Alabama governor Robert Bentley signed into law a comprehensive school-choice bill that will equip those parents who wish to send their kids to another public or private school with tax credits—but not before a series of events too ridiculous to even be termed a farce.
Farce doesn't even begin to describe what happened last week in Alabama.
Two weeks ago, the Alabama House and Senate, both controlled by Republican supermajorities, passed the Alabama Accountability Act, giving parents with children in failing schools a tax credit for tuition at private schools. Naturally, organizations such as the Alabama Education Association (AEA), opposed as they are to letting students escape even the worst of public schools, howled that the measure violated state law. But this time, rather than at least having the decency to sue once the legislation was signed, the AEA decided to lawyer up before it even reached the governor’s desk.
Initially, the bill was called the School Flexibility Act and did not include tax credits. After the House and Senate passed different versions of the bill, the conference committee added the tax-credit provision and changed the name. The restructured and renamed legislation then passed 51-26 in the House and 22-11 in the Senate on party-line votes.
Horrified after realizing that a program increasing options for children trapped in failing schools had passed, the AEA sued. It asked a state judge to enjoin the governor from signing the legislation—claiming that the conference committee violated the state’s Open Meetings Act when it inserted the tax credit without sufficient deliberation. The judicial gods smiled on the AEA when the case went before Circuit Judge Charles Price, who had previously achieved momentary fame by declaring that a fellow judge could not display the Ten Commandments in his courtroom or begin sessions with prayer. After a brief hearing, Price agreed with the AEA, ruling that the state legislature could not send the bill to the governor and scheduling a hearing for mid-March over whether the legislature violated the Open Meetings Act. The state attorney general then appealed to the state Supreme Court.

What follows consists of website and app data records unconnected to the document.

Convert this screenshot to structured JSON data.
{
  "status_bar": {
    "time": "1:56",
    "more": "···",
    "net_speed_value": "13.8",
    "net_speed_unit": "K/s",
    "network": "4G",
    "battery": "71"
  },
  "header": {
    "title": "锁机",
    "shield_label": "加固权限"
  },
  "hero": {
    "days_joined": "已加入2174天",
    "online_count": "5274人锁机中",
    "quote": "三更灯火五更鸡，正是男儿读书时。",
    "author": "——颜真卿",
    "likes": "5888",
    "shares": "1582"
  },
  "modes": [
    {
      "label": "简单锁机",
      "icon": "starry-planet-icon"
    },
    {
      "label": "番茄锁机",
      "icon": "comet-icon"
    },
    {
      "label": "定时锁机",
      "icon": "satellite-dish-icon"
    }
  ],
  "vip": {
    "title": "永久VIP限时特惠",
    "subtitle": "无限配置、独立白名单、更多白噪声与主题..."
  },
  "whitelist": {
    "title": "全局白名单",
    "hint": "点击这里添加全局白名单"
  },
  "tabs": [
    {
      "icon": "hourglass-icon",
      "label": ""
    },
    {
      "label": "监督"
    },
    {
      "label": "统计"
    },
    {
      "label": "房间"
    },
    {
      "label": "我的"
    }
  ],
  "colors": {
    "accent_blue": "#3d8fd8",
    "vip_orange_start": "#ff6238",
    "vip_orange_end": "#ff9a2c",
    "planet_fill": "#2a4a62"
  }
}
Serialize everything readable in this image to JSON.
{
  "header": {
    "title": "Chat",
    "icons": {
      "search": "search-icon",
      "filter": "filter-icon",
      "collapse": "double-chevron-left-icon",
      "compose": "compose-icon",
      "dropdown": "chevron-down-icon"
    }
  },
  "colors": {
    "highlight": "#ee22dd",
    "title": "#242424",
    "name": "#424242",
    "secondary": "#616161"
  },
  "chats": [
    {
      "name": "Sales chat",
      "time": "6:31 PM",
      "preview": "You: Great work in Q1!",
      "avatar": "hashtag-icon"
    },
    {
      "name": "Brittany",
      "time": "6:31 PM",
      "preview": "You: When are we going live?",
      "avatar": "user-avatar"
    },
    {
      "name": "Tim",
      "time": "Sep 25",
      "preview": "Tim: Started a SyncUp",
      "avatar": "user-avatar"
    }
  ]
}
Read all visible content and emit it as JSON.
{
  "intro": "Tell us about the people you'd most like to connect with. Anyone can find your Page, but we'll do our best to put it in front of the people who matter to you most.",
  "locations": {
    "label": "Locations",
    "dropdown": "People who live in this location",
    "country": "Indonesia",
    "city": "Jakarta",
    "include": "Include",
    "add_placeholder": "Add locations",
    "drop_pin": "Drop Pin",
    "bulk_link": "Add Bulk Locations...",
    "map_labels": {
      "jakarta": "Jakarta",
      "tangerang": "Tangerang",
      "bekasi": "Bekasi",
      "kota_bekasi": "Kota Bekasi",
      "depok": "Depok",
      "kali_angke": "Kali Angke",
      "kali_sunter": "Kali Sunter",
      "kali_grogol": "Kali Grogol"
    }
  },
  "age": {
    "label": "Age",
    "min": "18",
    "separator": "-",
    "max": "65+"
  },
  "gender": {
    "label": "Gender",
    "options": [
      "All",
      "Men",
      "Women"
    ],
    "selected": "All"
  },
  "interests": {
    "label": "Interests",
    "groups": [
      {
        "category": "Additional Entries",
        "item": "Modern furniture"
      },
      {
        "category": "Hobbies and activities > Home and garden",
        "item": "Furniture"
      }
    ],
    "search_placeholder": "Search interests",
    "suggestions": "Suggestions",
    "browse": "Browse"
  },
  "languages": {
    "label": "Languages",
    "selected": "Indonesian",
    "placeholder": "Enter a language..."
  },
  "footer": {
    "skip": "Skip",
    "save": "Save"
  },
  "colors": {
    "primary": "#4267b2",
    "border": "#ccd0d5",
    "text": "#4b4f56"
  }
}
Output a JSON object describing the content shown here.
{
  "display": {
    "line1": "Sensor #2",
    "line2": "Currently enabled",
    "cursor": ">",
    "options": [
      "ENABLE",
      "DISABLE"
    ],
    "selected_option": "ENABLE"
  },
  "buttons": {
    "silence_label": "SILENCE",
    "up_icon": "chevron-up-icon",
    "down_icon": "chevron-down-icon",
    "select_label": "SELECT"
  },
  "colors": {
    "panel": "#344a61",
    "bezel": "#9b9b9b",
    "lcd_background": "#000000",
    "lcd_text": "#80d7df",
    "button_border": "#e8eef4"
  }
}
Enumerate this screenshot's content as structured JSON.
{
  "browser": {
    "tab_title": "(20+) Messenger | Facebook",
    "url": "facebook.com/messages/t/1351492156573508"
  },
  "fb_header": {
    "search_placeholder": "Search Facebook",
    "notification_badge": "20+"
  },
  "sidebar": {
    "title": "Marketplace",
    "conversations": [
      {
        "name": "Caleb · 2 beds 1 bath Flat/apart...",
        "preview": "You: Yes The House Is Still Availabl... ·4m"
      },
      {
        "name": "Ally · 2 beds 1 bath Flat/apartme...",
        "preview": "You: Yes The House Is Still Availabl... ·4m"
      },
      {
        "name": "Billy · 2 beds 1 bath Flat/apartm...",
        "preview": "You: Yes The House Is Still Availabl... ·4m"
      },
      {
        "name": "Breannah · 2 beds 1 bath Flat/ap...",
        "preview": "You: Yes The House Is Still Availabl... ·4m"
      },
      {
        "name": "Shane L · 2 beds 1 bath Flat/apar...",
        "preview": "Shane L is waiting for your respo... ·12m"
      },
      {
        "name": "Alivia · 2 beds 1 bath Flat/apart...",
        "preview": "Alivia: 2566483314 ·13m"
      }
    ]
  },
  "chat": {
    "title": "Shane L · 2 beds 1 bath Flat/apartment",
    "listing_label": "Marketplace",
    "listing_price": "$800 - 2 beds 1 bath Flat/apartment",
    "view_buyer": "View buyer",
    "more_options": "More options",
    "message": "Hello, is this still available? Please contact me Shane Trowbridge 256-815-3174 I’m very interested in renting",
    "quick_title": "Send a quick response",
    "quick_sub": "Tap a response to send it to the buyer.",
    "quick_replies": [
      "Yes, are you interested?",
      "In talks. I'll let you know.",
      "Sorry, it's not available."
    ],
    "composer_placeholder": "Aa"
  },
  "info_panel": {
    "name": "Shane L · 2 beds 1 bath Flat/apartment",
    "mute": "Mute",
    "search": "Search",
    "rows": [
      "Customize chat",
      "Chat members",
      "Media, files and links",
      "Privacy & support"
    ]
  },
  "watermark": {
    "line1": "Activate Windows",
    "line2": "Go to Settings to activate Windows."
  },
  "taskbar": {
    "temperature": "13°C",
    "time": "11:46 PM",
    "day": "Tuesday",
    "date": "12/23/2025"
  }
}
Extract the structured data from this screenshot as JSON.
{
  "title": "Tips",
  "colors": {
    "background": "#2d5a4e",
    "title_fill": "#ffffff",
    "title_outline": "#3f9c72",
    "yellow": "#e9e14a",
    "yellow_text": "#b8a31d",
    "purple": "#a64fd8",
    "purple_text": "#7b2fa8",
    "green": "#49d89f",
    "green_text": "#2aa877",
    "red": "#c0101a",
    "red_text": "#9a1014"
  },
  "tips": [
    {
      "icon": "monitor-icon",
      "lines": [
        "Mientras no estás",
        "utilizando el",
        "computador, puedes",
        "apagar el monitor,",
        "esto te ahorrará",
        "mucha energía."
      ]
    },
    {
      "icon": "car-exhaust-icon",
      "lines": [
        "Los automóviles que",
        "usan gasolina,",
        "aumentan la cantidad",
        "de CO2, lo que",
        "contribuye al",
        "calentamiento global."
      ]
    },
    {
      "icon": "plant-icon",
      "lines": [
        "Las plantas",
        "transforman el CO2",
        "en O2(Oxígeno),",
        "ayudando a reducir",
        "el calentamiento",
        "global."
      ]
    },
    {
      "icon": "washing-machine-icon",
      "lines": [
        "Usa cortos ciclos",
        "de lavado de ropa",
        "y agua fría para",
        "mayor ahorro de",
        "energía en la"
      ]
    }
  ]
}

The litigation raised two basic questions about the separation of powers. The first is whether the courts have the authority to oversee the procedures that the legislature establishes for itself. Typically, courts have ruled that, as a matter of separation of powers, they are not allowed to exercise this kind of oversight. But even if the Alabama courts were to intrude into the internal workings of the state legislature, it should be a question raised only after a bill has actually become law. After all, until a bill has been signed, no one can claim to have been harmed and, therefore, no one has standing.
The second and more significant question is whether the courts have the authority to actually stop a legislature from sending a bill to the governor to be signed. Passing a bill and sending it to the governor to be signed (or vetoed) are obviously exercises of legislative power. Legislative power is not granted to courts—that’s why they are courts and not legislatures. By definition, under a system of separation of powers, courts cannot have such power.
Of course, Price’s actions did raise some humorous possibilities: What if the legislature sent the legislation to the governor anyway? Would Price have dispatched marshals to block thoroughfares between the statehouse and governor’s office? Would he send marshals to confiscate all the governor’s pens?
Fortunately, the absurdity ended on Wednesday. “HB84 may or may not ever become law. Hence, the underlying dispute is not ripe for adjudication,” wrote the justices of the Alabama Supreme Court, lifting the temporary restraining order and allowing legislative staff to send the bill to Governor Bentley—which he then signed on Thursday morning. But the brazenness of this attempted unconstitutional power grab serves as a reminder of the cards that the unions and their supporters will play to keep children in their failing schools.
Joshua Dunn is an associate professor of political science at the University of Colorado–Colorado Springs and co-author of Education Next's Legal Beat column. A version of this article appeared on Fordham’s Choice Words blog.